Today, the first of two weeks of auditions has ended which the Inter-American Court of Human Rights is holding from 25 January to 4 February.
On this occasion, the Court hears the victims, witnesses and expert witnesses as well as the parties’ oral submissions on two cases. The first one, Cepeda Vargas vs. Colombia, deals with the alleged extrajudicial execution of a Colombian left-wing senator in 1994 in combination with a lack of the due diligence regarding the investigations conducted in this case and the sanctions imposed on the perpetrators. The second case, Chitay Nech vs. Guatemala, is about the alleged forced disappearance of a Guatemalan indigenous people’s leader in conjunction with an alleged lack of due diligence in the investigation of the case and a lack of justice to the detriment of the victim’s kin.
The Court will also hold five public auditions on provisional measures as well as nine private auditions regarding the compliance with earlier cases handed down by the Court (for further information on the schedule and the cases see here).
The most striking incident of this first week of auditions was, undoubtedly, the partial recognition of responsibility through the State of Colombia in the Cepeda Vargas case.

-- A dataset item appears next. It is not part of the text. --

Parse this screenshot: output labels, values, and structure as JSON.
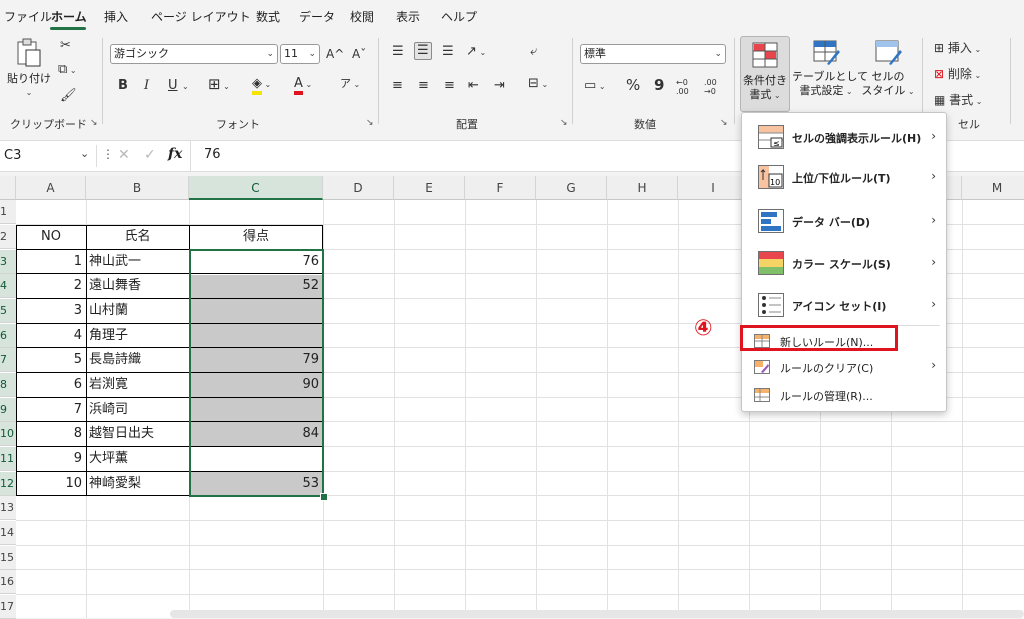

The State publicly apologized for the violation of Cepeda Varga’s rights to life, personal integrity, honour and dignity as well as of his liberty of expression and his political rights through state agents and the delayed investigations through the State authorities. The son of the senator, Dr. Ivan Cepeda Castro, stated that after years of statements of denial and depreciation this recognition was a significant step. That said, given the gravity of the defamatory statements, he asked the State to reiterate his statement before the Colombian Parliament through the President of the Republic and to transmit this session through a national TV channel “such that the Colombian people which has listened to the discourses and messages I referred to earlier will be able to hear the statement that the Colombian delegation has made today” (translation provided by the author).
It should be noted that this statement of recognition does not extent to all litigious points. In particular, the State did not recognize its alleged responsibility as an intellectual author of the murder of Senator Cepeda Vargas. The precise scope of the State’s recognition of responsibility as well as the remaining points of controversy will have to be clarified in the final judgment of the Court (for further information on this case see here).